George Belmont, a convicted paedophile, who was named and shamed in the News of the World warned that vigilante action could drive paedophiles underground.

Mr Belmont, who has convictions dating back to the 1960s and who has been out of prison since 1998, said: "When people are frightened they become dangerous.

"People are less likely to offend if they are allowed to live quietly and peacefully than if they are hassled and harrassed. It takes a long time for an ex-offender to be rehabilitated and it doesn't help if they are going to be hounded."

Shadow Home Office spokesman, John Bercow, called on the government to look at introducing life sentences, bans on offenders living near their victims and lengthier tagging schemes.

'Listen to the children'

Home Office minister Lord Bassam said the government was looking towards toughening up the law on sexual offences but said there were grave misgivings about the widespread publication of the names and addresses of sex offenders.

He said: "We cannot tolerate the descent into mob rule and we must go on looking for ways that we can minimise the risk to our children that sex offenders pose."

The programme also heard that the majority of sex offences on children occur within the home and most offenders were never convicted.

Chris Hollis from Childline said the most important point was to keep listening to children involved in the abuse.

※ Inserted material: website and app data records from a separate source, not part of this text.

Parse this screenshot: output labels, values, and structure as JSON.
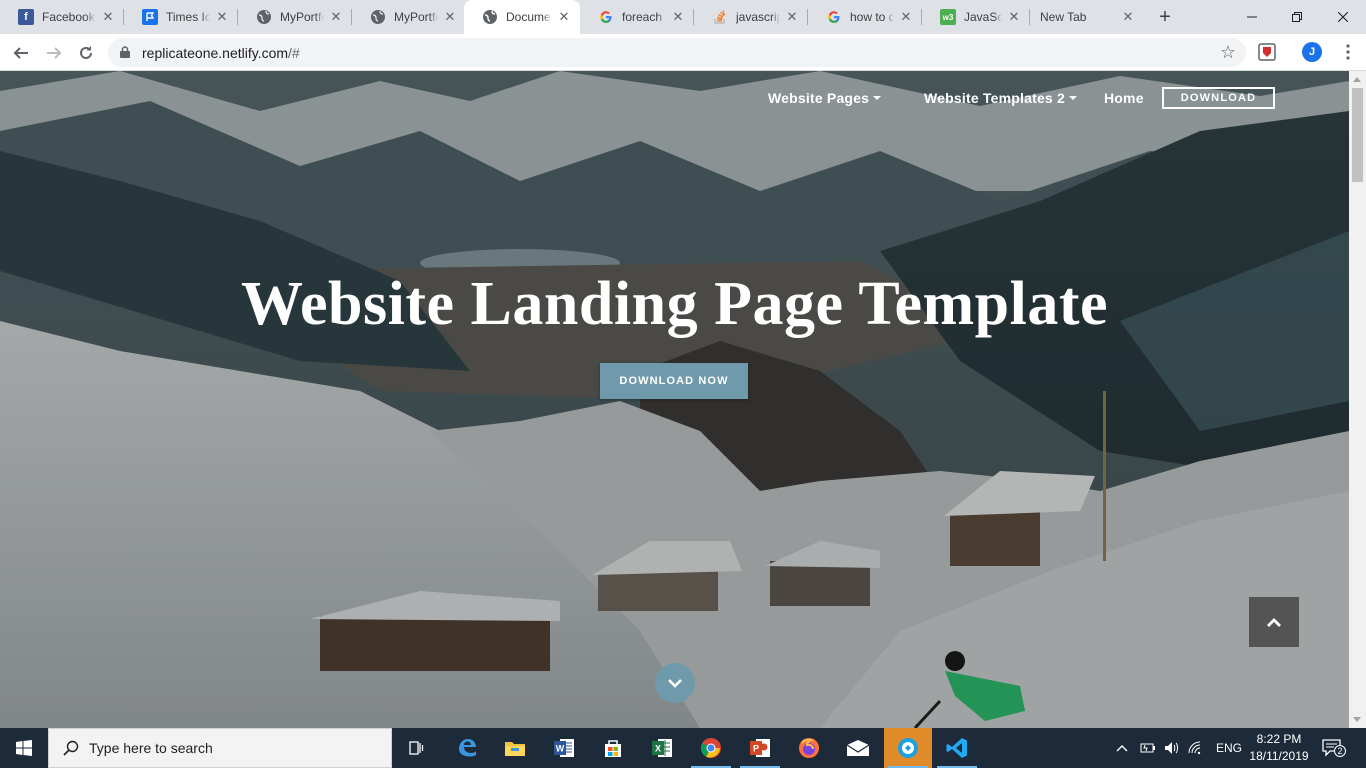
{
  "browser": {
    "tabs": [
      {
        "title": "Facebook",
        "icon": "facebook-icon",
        "color": "#3b5998",
        "active": false
      },
      {
        "title": "Times Icons",
        "icon": "flag-icon",
        "color": "#1a73e8",
        "active": false
      },
      {
        "title": "MyPortfolio",
        "icon": "globe-icon",
        "color": "#5f6368",
        "active": false
      },
      {
        "title": "MyPortfolio",
        "icon": "globe-icon",
        "color": "#5f6368",
        "active": false
      },
      {
        "title": "Document",
        "icon": "globe-icon",
        "color": "#5f6368",
        "active": true
      },
      {
        "title": "foreach a",
        "icon": "google-icon",
        "color": "#4285f4",
        "active": false
      },
      {
        "title": "javascript",
        "icon": "stackoverflow-icon",
        "color": "#f48024",
        "active": false
      },
      {
        "title": "how to d",
        "icon": "google-icon",
        "color": "#4285f4",
        "active": false
      },
      {
        "title": "JavaScript",
        "icon": "w3schools-icon",
        "color": "#4caf50",
        "active": false
      },
      {
        "title": "New Tab",
        "icon": "",
        "color": "",
        "active": false
      }
    ],
    "new_tab_label": "+",
    "url": {
      "host": "replicateone.netlify.com",
      "path": "/#"
    },
    "profile_initial": "J"
  },
  "site": {
    "nav": {
      "pages_label": "Website Pages",
      "templates_label": "Website Templates 2",
      "home_label": "Home",
      "download_label": "DOWNLOAD"
    },
    "headline": "Website Landing Page Template",
    "cta_label": "DOWNLOAD NOW",
    "accent_color": "#6f9aab"
  },
  "taskbar": {
    "search_placeholder": "Type here to search",
    "language": "ENG",
    "time": "8:22 PM",
    "date": "18/11/2019",
    "notification_count": "2",
    "apps": [
      "task-view-icon",
      "edge-icon",
      "file-explorer-icon",
      "word-icon",
      "store-icon",
      "excel-icon",
      "chrome-icon",
      "powerpoint-icon",
      "firefox-icon",
      "mail-icon",
      "app-icon",
      "vscode-icon"
    ]
  }
}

"We still live in an environment where it is very difficult for children to talk to adults about things going on in their lives," he said.

Search BBC News Online

Advanced search options
Launch console
BBC RADIO NEWS
BBC ONE TV NEWS
WORLD NEWS SUMMARY
PROGRAMMES GUIDE
Internet links:


The BBC is not responsible for the content of external internet sites

Links to more UK stories are at the foot of the page.


E-mail this story to a friend

Links to more UK stories